What he found was surprising. It fills significant gaps in psychosocial gaming research and may change the way we think about gaming’s impact in general.
The mainstream view of gaming has become less curmudgeonly in recent years–we no longer think of games as a horrible evil demon trying to corrupt our children. However, most parents still see games as a negative influence on their children. They think it needs to be limited and restricted. They think it can lead to ‘sins’ like sloth and apathy. Of course, I use the word ‘sins’ with some cynicism. I want to point out that when it comes to our conceptions of developmental norms, ‘healthy’ is often code for ‘morally preferable.’
After all, what do we want our children to develop into? And how much influence do parents really have? In developmental psychology, there may be inadvertent political agendas underlying many accepted theories. What we consider ‘healthy’ seems to be the acculturated development of personality traits that resonate in accordance with a particular view of normalcy. I have no objection to the idea that we come to a cultural agreement on traits that we consider to be beneficial to the collective. Creating norms and taboos that benefit a social community is the very work of ‘civilization.’ However, I do wonder if it is honest to use a word like ‘healthy,’ which implies an empirical truth rather than a flexible choice. Let’s not forget that these are collective agreements.
Is gaming healthy? It depends on how we collectively define ‘health.’ Dr. Przybylski’s study uses a widely accepted SDQ (strength and difficulty questionnaire) method of measuring “internalizing and externalizing problems,” “prosocial behavior,” and “life satisfaction.” He found that in some cases, gaming is beneficial. “Compared with non-players, children who typically invest less than one-third of their daily free time showed higher levels of prosocial behavior and life satisfaction and lower levels of conduct problems, hyperactivity, peer problems, and emotional symptoms.”
I have written a lot about the many studies that show that gaming can impact children in ways that may be in the best interest of society. I have pointed most often to the way game based learning nurtures meta-cognitive skills (the ability to think about your own thinking). Society as a whole values meta-cognitive skills and therefore considers development of these skills to be ‘healthy.’ But that does not necessarily mean that gaming is like eating vegetables. That is, it is not proactively nutritious. Dr. Przybylski’s findings reiterate this point. He is careful to remind readers that “the small positive effects observed for low levels of regular electronic play do not support the position that games provide a universal solution to the challenges of development and modern life.”
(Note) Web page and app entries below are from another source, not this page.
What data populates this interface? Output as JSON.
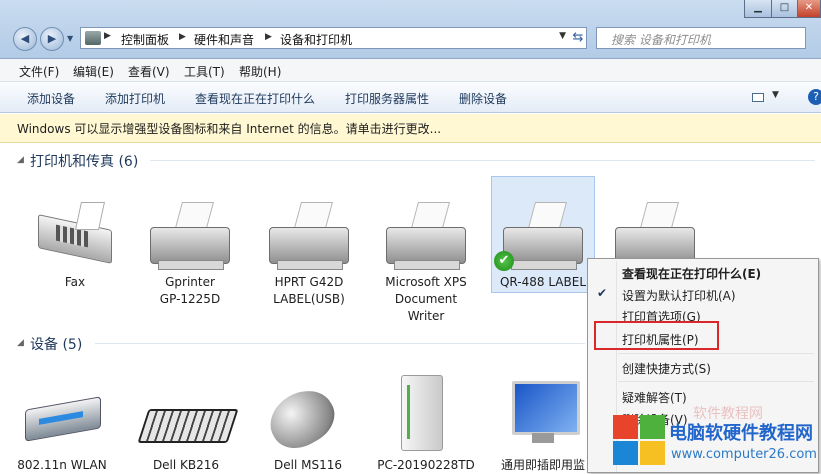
{
  "window": {
    "breadcrumb": [
      "控制面板",
      "硬件和声音",
      "设备和打印机"
    ],
    "search_placeholder": "搜索 设备和打印机"
  },
  "menubar": {
    "items": [
      "文件(F)",
      "编辑(E)",
      "查看(V)",
      "工具(T)",
      "帮助(H)"
    ]
  },
  "toolbar": {
    "items": [
      "添加设备",
      "添加打印机",
      "查看现在正在打印什么",
      "打印服务器属性",
      "删除设备"
    ]
  },
  "infobar": {
    "text": "Windows 可以显示增强型设备图标和来自 Internet 的信息。请单击进行更改..."
  },
  "printers_group": {
    "header": "打印机和传真 (6)",
    "items": [
      {
        "label": "Fax"
      },
      {
        "label": "Gprinter\nGP-1225D"
      },
      {
        "label": "HPRT G42D\nLABEL(USB)"
      },
      {
        "label": "Microsoft XPS\nDocument\nWriter"
      },
      {
        "label": "QR-488 LABEL",
        "selected": true,
        "default": true
      },
      {
        "label": ""
      }
    ]
  },
  "devices_group": {
    "header": "设备 (5)",
    "items": [
      {
        "label": "802.11n WLAN"
      },
      {
        "label": "Dell KB216"
      },
      {
        "label": "Dell MS116"
      },
      {
        "label": "PC-20190228TD"
      },
      {
        "label": "通用即插即用监"
      }
    ]
  },
  "context_menu": {
    "items": [
      {
        "label": "查看现在正在打印什么(E)",
        "bold": true
      },
      {
        "label": "设置为默认打印机(A)",
        "checked": true
      },
      {
        "label": "打印首选项(G)"
      },
      {
        "label": "打印机属性(P)",
        "highlighted": true
      },
      {
        "label": "创建快捷方式(S)"
      },
      {
        "label": "疑难解答(T)"
      },
      {
        "label": "删除设备(V)"
      }
    ]
  },
  "watermark": {
    "title": "电脑软硬件教程网",
    "url": "www.computer26.com",
    "faint": "软件教程网"
  },
  "colors": {
    "highlight_border": "#d9272c",
    "selection_bg": "#dbe9f9",
    "infobar_bg": "#fff8d2"
  }
}
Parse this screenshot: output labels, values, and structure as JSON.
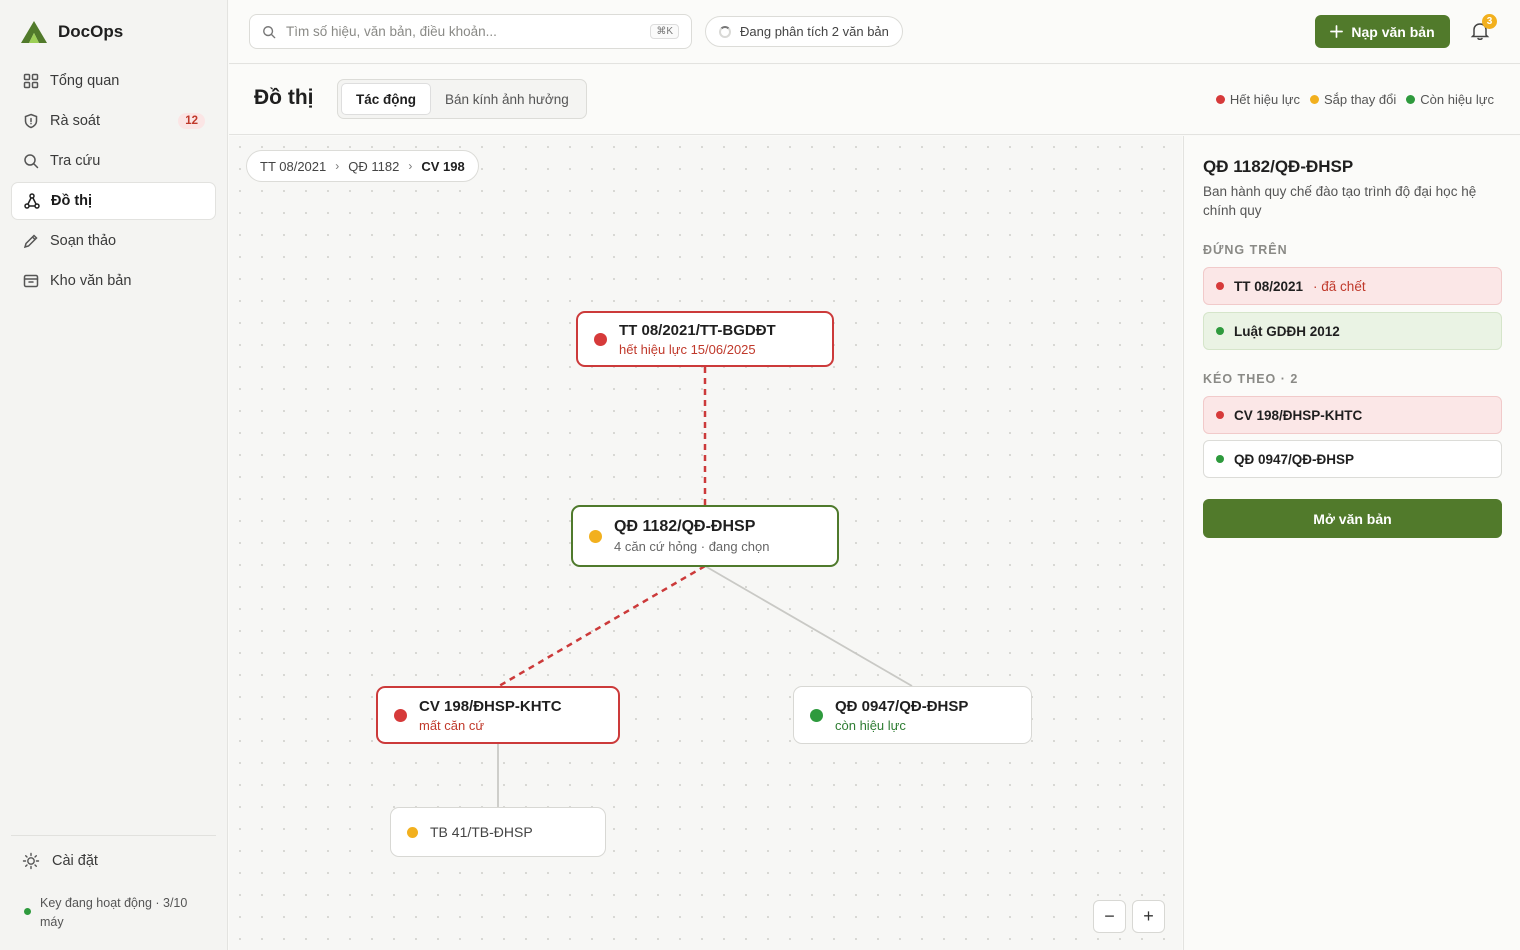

However, the findings do indicate “that electronic play has salutary functions similar to traditional forms of play; they present opportunities for identity development as well as cognitive and social challenges.” In other words, video games are comparable to other kinds of imaginative play. And play, most folks tend to agree, is of vital importance. Adults and children need more of it. However, the popular notion that somehow video games belong in a different category–such as ‘bad play’–is absurd.